Productivity Implications of Heavy Vehicle Safety Programs
  • Publication no: AP-R263-05
  • ISBN: 0 85588 726 5
  • Published: 1 March 2005
The purpose of this project was to assess the productivity benefits achieved by companies as a result of improving the safety of their operations, particularly in relation to safer driving. The objectives were therefore to identify safety programs that may lead to changes in heavy vehicle operating costs, and to estimate the benefits or costs flowing to heavy vehicle operators of adopting road safety programs and practices. It was considered that the demonstration of a connection between productivity and heavy vehicle safety programs may lead to many more road transport companies adopting similar programs, with consequent benefits to both the companies and the community through reduced involvement of heavy vehicles in crashes. Extensive contact and consultation with companies yielded much qualitative data and some quantitative assessments of program benefits. It is therefore not possible to draw authoritative conclusions from the data collected.

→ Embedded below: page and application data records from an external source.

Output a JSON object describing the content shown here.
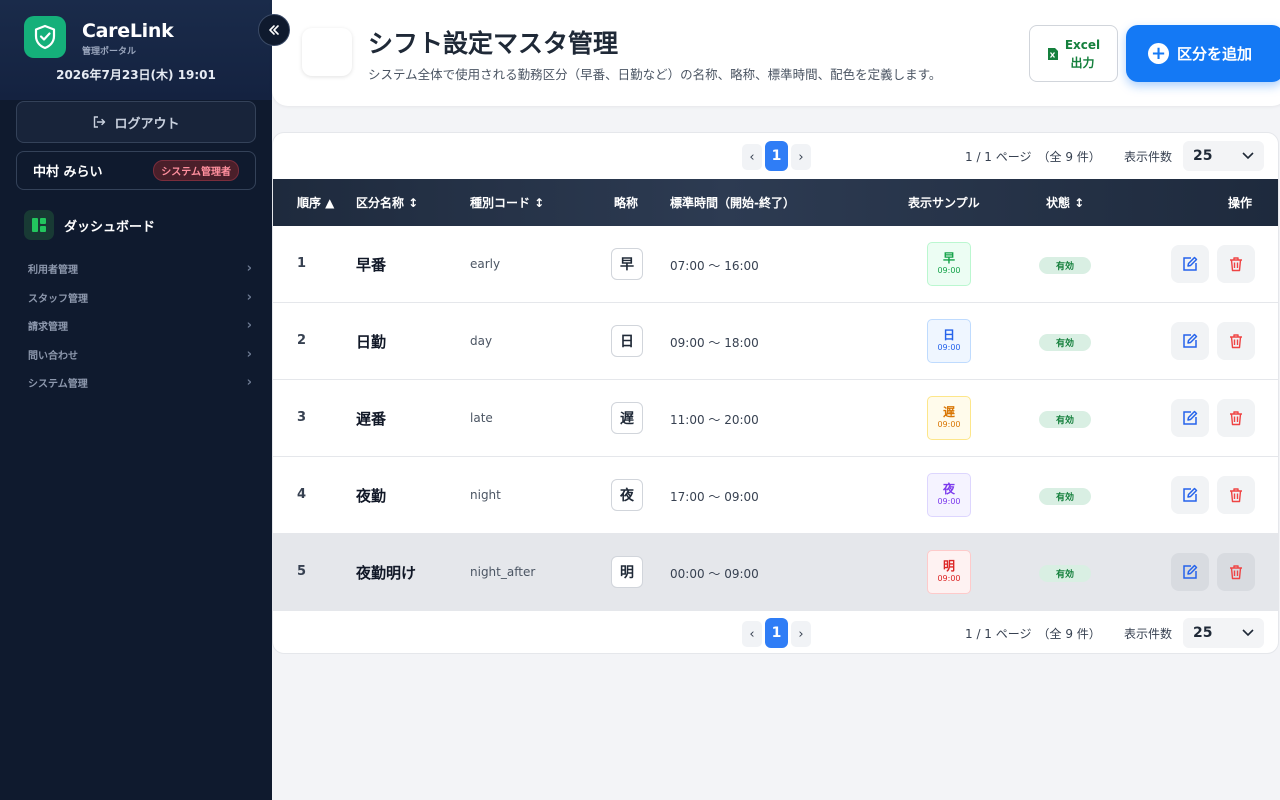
{
  "sidebar": {
    "brand": "CareLink",
    "brand_sub": "管理ポータル",
    "datetime": "2026年7月23日(木) 19:01",
    "logout_label": "ログアウト",
    "user_name": "中村 みらい",
    "user_role": "システム管理者",
    "dashboard_label": "ダッシュボード",
    "nav": [
      "利用者管理",
      "スタッフ管理",
      "請求管理",
      "問い合わせ",
      "システム管理"
    ],
    "accent_color": "#15b07a"
  },
  "header": {
    "title": "シフト設定マスタ管理",
    "description": "システム全体で使用される勤務区分（早番、日勤など）の名称、略称、標準時間、配色を定義します。",
    "excel_label_1": "Excel",
    "excel_label_2": "出力",
    "add_label": "区分を追加"
  },
  "pager": {
    "prev": "‹",
    "current": "1",
    "next": "›",
    "info": "1 / 1 ページ　（全 9 件）",
    "size_label": "表示件数",
    "size_value": "25"
  },
  "table": {
    "headers": {
      "order": "順序 ▲",
      "name": "区分名称 ↕",
      "code": "種別コード ↕",
      "abbr": "略称",
      "time": "標準時間（開始-終了）",
      "sample": "表示サンプル",
      "status": "状態 ↕",
      "actions": "操作"
    },
    "rows": [
      {
        "order": "1",
        "name": "早番",
        "code": "early",
        "abbr": "早",
        "time": "07:00 〜 16:00",
        "sample_char": "早",
        "sample_time": "09:00",
        "status": "有効",
        "color": "#16a34a",
        "bg": "#ecfdf3",
        "border": "#bbf7d0"
      },
      {
        "order": "2",
        "name": "日勤",
        "code": "day",
        "abbr": "日",
        "time": "09:00 〜 18:00",
        "sample_char": "日",
        "sample_time": "09:00",
        "status": "有効",
        "color": "#2563eb",
        "bg": "#eff6ff",
        "border": "#bfdbfe"
      },
      {
        "order": "3",
        "name": "遅番",
        "code": "late",
        "abbr": "遅",
        "time": "11:00 〜 20:00",
        "sample_char": "遅",
        "sample_time": "09:00",
        "status": "有効",
        "color": "#d97706",
        "bg": "#fffbeb",
        "border": "#fde68a"
      },
      {
        "order": "4",
        "name": "夜勤",
        "code": "night",
        "abbr": "夜",
        "time": "17:00 〜 09:00",
        "sample_char": "夜",
        "sample_time": "09:00",
        "status": "有効",
        "color": "#7c3aed",
        "bg": "#f5f3ff",
        "border": "#ddd6fe"
      },
      {
        "order": "5",
        "name": "夜勤明け",
        "code": "night_after",
        "abbr": "明",
        "time": "00:00 〜 09:00",
        "sample_char": "明",
        "sample_time": "09:00",
        "status": "有効",
        "color": "#dc2626",
        "bg": "#fef2f2",
        "border": "#fecaca"
      }
    ]
  }
}
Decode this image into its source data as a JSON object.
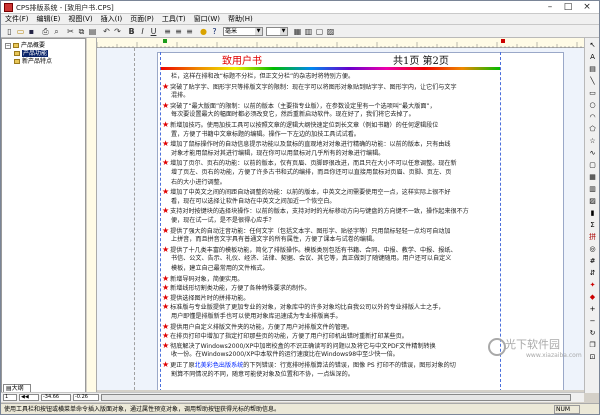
{
  "window": {
    "title": "CPS排版系统 - [致用户书.CPS]",
    "controls": [
      "–",
      "□",
      "×"
    ]
  },
  "menubar": [
    "文件(F)",
    "编辑(E)",
    "视图(V)",
    "插入(I)",
    "页面(P)",
    "工具(T)",
    "窗口(W)",
    "帮助(H)"
  ],
  "toolbar": {
    "zoom": "毫米",
    "font_size": "",
    "icons": [
      "new-icon",
      "open-icon",
      "save-icon",
      "print-icon",
      "preview-icon",
      "cut-icon",
      "copy-icon",
      "paste-icon",
      "undo-icon",
      "redo-icon",
      "bold-icon",
      "italic-icon",
      "underline-icon",
      "align-left-icon",
      "align-center-icon",
      "align-right-icon",
      "bulb-icon",
      "help-icon"
    ]
  },
  "tree": [
    {
      "label": "产品概要",
      "level": 0,
      "toggle": "−"
    },
    {
      "label": "产品功能",
      "level": 1,
      "toggle": "",
      "selected": true
    },
    {
      "label": "新产品特点",
      "level": 1,
      "toggle": ""
    }
  ],
  "left_tab": "大纲",
  "document": {
    "header_left": "致用户书",
    "header_right": "共1页 第2页",
    "lines": [
      {
        "star": false,
        "text": "栏，这样在排和改“标题不分栏，但正文分栏”的杂志时将特别方便。"
      },
      {
        "star": true,
        "text": "突破了贴字字、图形字只等排版文字的限制：现在字可以将图形对象贴到贴字字、图形字内，让它们与文字"
      },
      {
        "star": false,
        "text": "混排。"
      },
      {
        "star": true,
        "text": "突破了“最大版面”的限制：以前的版本（主要指专业版），在参数设定里有一个选项叫“最大版面”，"
      },
      {
        "star": false,
        "text": "每次要设置最大的幅面时都必须改变它，然后重新启动软件。现在好了，我们将它去掉了。"
      },
      {
        "star": true,
        "text": "新增加技巧。使用加技工具可以按照文章的逻辑大纲快速定位到长文章（例如书籍）的任何逻辑段位"
      },
      {
        "star": false,
        "text": "置，方便了书籍中文章标题的编辑。操作一下左边的加技工具试试看。"
      },
      {
        "star": true,
        "text": "增加了鼠标操作时的自动信息提示功能以及鼠标的直观地对对象进行精确的功能：以前的版本，只有由线"
      },
      {
        "star": false,
        "text": "对象才能用鼠标对其进行编辑，现在你可以用鼠标对几乎所有的对象进行编辑。"
      },
      {
        "star": true,
        "text": "增加了页尔、页右的功能：以前的版本，仅有页眉、页脚即很改进，而且只在大小不可以任意调整。现在新"
      },
      {
        "star": false,
        "text": "增了页左、页右的功能，方便了许多古书和式的编排，而且你还可以直接用鼠标对页眉、页脚、页左、页"
      },
      {
        "star": false,
        "text": "右的大小进行调整。"
      },
      {
        "star": true,
        "text": "增加了中英文之间的间距自动调整的功能：以前的版本，中英文之间需要使用空一点，这样实际上很不好"
      },
      {
        "star": false,
        "text": "看，现在可以选择让软件自动在中英文之间加近一个恢空白。"
      },
      {
        "star": true,
        "text": "支持对时按键块的选择块操作：以前的版本，支持对时的光标移动方向与键盘的方向键不一致，操作起来很不方"
      },
      {
        "star": false,
        "text": "便，现在试一试，是不是很得心应手？"
      },
      {
        "star": true,
        "text": "提供了强大的自动注音功能：任何文字（包括文本字、图形字、贴径字等）只用鼠标轻轻一点均可自动加"
      },
      {
        "star": false,
        "text": "上拼音，而且拼音文字具有普通文字的所有属性，方便了课本与试卷的编辑。"
      },
      {
        "star": true,
        "text": "提供了十几类丰富的模板功能，简化了排版操作。模板类别包括有书籍、合同、中报、教学、中报、报纸、"
      },
      {
        "star": false,
        "text": "书信、公文、告示、礼仪、经济、法律、契据、会议、其它等，真正做到了随键随用。用户还可以自定义"
      },
      {
        "star": false,
        "text": "模板，建立自己最常用的文件格式。"
      },
      {
        "star": true,
        "text": "新增导码对象，简便实用。"
      },
      {
        "star": true,
        "text": "新增线形切割类功能，方便了各种特殊要求的制作。"
      },
      {
        "star": true,
        "text": "提供选择图片时的拼排功能。"
      },
      {
        "star": true,
        "text": "标准版与专业版提供了更加专业的对象，对象库中的许多对象均比自我公司以外的专业排版人士之手，"
      },
      {
        "star": false,
        "text": "用户即懂是排版新手也可以使用对象库迅速成为专业排版高手。"
      },
      {
        "star": true,
        "text": "提供用户自定义排版文件夹的功能，方便了用户对排版文件的管理。"
      },
      {
        "star": true,
        "text": "在排页打印中增加了指定打印那些页的功能，方便了用户打印机出错时重新打印某些页。"
      },
      {
        "star": true,
        "text": "彻底解决了Windows2000/XP中加密校盒的不识正确读写的问题以及将它与中文PDF文件精制转换"
      },
      {
        "star": false,
        "text": "收一份。在Windows2000/XP中本软件的运行速度比在Windows98中至少快一倍。"
      },
      {
        "star": true,
        "text": "更正了原北美彩色出版系统的下列错误：行宽排时排版算法的错误，图像 PS 打印不的错误，图形对象的切",
        "link": "北美彩色出版系统"
      },
      {
        "star": false,
        "text": "割算不同情况的不同，随意可能使对象及位置和不协，一点纵深的。"
      }
    ]
  },
  "hscroll": {
    "page": "1",
    "x": "-34.66",
    "y": "-0.26"
  },
  "status": {
    "text": "使用工具栏和按钮或横菜单命令插入版面对象，通过属性预览对象，调用帮助按钮获得光标的帮助信息。",
    "mode": "NUM"
  },
  "watermark": {
    "text": "光下软件园",
    "sub": "www.xiazaiba.com"
  }
}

Nevertheless, the programs provided by the companies describe a range of initiatives and approaches that the companies believe have created a safer and more productive work place. In many cases the benefits claimed are subjective but in others the company has been able to provide estimates of savings in dollar terms or as a percentage of their overall costs. There is a considerable degree of similarity across some of the programs, particularly in relation to the benefits of employee selection, induction and training, and in relation to utilising employee knowledge and input to improve vehicle selection and maintenance. It is considered that the information in the report could provide a basis for encouraging other companies to see the benefits in adopting similar programs and initiatives. One of the known shortcomings among most operators that became apparent during the consultation is the lack of any structured before and after data collection. Whilst most have acknowledged this situation, every reasonable effort has been made to gather some meaningful measure of the
  • AP-R263/05 Productivity Implications of Heavy Vehicle Safety Programs

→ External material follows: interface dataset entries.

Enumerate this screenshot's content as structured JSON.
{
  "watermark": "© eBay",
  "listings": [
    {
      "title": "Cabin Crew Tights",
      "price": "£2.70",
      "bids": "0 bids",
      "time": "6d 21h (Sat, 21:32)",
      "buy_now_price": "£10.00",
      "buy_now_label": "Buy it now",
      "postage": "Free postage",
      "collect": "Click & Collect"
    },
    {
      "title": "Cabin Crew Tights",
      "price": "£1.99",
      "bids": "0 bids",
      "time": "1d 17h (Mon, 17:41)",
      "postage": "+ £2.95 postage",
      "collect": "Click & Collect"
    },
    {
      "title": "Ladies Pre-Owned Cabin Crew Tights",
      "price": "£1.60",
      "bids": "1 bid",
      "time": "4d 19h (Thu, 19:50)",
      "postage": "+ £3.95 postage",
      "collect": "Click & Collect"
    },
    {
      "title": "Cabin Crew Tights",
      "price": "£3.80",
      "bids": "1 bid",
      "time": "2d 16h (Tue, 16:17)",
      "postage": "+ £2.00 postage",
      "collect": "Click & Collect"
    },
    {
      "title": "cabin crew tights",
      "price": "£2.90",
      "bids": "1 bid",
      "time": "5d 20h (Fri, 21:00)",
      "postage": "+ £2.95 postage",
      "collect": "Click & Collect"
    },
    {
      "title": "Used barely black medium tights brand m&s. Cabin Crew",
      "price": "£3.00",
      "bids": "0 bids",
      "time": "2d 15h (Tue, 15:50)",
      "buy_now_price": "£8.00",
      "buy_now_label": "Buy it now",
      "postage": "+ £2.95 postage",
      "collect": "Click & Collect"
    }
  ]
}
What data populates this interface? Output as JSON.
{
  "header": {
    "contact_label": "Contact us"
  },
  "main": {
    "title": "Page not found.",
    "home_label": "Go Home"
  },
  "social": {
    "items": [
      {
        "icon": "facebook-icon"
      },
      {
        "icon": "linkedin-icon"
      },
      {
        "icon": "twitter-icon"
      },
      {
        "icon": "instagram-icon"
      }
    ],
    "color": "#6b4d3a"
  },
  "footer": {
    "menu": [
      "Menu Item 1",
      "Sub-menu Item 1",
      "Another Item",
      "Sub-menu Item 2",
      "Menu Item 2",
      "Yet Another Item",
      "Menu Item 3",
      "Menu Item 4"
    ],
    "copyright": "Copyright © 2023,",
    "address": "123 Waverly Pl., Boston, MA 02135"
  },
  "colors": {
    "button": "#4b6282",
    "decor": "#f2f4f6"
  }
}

  • Austroads profile
  • Austroads membership
  • EXECUTIVE SUMMARY
  • CONTENTS
  • 1. INTRODUCTION
  • 2. LITERATURE REVIEW
    • 2.1. General
    • 2.2. Summary of Review
    • 2.3. Literature by Subject Area
  • 3. COMPANY PROGRAMS, DATA IDENTIFICATION AND COLLECTION PROCESS
    • 3.1. Safety Programs Identified
    • 3.2. Summary of Program Elements
  • 4. CASE STUDIES OF HEAVY VEHICLE SAFETY PROGRAMS
    • 4.1. Company A – Driver Fatigue Management Program
    • 4.2. Company B – Fatigue Management & Regulatory Compliance
    • 4.3. Company C – Drivers’ Left Hand Blind Spot
    • 4.4. Company D – Driver Training and Key Performance Indicators (KPI)
    • 4.5. Company E – Driver Training, Fitness for Duty & HIQUE Reports
    • 4.6. Company F – Vehicle Fleet Management Program
    • 4.7. Company G – The Hidden Costs Measurement Program
    • 4.8. Company H – National Heavy Vehicle Accreditation Scheme (NHVAS)
    • 4.9. Company I – Driver Training, Induction and Lower Speed Rules
    • 4.10. Company J – Drug & Alcohol Random Testing & Training Programs
    • 4.11. Company K – Trucksafe Program
    • 4.12. Company L – 1. Fitness for Duty, 2. Employee Training, Induction & Performance Programs
  • 5. SUMMARY OF COMPANY PROGRAMS:
    • 5.1. General Comment on Surveyed Programs
    • 5.2. Common Program Features:
  • BIBLIOGRAPHY
  • APPENDIX 1 – NTC AND TRUCKSAFE PRESS RELEASES
  • Appendix 2 – Detailed Summary of Safety Programs
  • Appendix 3 – Company A: Basis for Fatigue Management Changes